» **PROMPT**:
Reproduce each entry exactly as written.

Dataset rows for apps and sites:
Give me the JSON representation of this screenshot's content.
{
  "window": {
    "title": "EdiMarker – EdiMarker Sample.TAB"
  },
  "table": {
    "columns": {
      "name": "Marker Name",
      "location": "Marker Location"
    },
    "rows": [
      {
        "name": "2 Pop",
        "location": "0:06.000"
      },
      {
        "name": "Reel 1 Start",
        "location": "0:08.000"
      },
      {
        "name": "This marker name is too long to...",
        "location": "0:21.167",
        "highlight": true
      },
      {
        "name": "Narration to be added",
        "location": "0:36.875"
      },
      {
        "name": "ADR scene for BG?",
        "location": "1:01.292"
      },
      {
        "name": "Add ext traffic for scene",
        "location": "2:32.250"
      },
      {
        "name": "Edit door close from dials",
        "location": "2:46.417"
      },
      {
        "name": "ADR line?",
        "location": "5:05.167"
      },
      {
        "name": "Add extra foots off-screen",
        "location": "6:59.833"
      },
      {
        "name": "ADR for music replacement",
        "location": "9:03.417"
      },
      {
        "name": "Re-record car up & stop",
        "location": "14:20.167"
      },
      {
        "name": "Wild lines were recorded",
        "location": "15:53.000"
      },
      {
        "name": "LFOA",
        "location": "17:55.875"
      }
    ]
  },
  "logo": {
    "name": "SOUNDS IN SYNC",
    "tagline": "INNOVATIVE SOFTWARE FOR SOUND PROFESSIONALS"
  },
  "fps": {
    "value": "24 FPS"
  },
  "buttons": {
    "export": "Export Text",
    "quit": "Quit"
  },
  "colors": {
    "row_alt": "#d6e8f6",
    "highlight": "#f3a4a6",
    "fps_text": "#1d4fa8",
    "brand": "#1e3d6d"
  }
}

» **OUTPUT FOR THIS TASK**:
Give me the JSON representation of this screenshot's content.
{
  "window": {
    "title": "EdiMarker – EdiMarker Sample.TAB"
  },
  "table": {
    "columns": {
      "name": "Marker Name",
      "location": "Marker Location"
    },
    "rows": [
      {
        "name": "2 Pop",
        "location": "0:06.000"
      },
      {
        "name": "Reel 1 Start",
        "location": "0:08.000"
      },
      {
        "name": "This marker name is too long to...",
        "location": "0:21.167",
        "highlight": true
      },
      {
        "name": "Narration to be added",
        "location": "0:36.875"
      },
      {
        "name": "ADR scene for BG?",
        "location": "1:01.292"
      },
      {
        "name": "Add ext traffic for scene",
        "location": "2:32.250"
      },
      {
        "name": "Edit door close from dials",
        "location": "2:46.417"
      },
      {
        "name": "ADR line?",
        "location": "5:05.167"
      },
      {
        "name": "Add extra foots off-screen",
        "location": "6:59.833"
      },
      {
        "name": "ADR for music replacement",
        "location": "9:03.417"
      },
      {
        "name": "Re-record car up & stop",
        "location": "14:20.167"
      },
      {
        "name": "Wild lines were recorded",
        "location": "15:53.000"
      },
      {
        "name": "LFOA",
        "location": "17:55.875"
      }
    ]
  },
  "logo": {
    "name": "SOUNDS IN SYNC",
    "tagline": "INNOVATIVE SOFTWARE FOR SOUND PROFESSIONALS"
  },
  "fps": {
    "value": "24 FPS"
  },
  "buttons": {
    "export": "Export Text",
    "quit": "Quit"
  },
  "colors": {
    "row_alt": "#d6e8f6",
    "highlight": "#f3a4a6",
    "fps_text": "#1d4fa8",
    "brand": "#1e3d6d"
  }
}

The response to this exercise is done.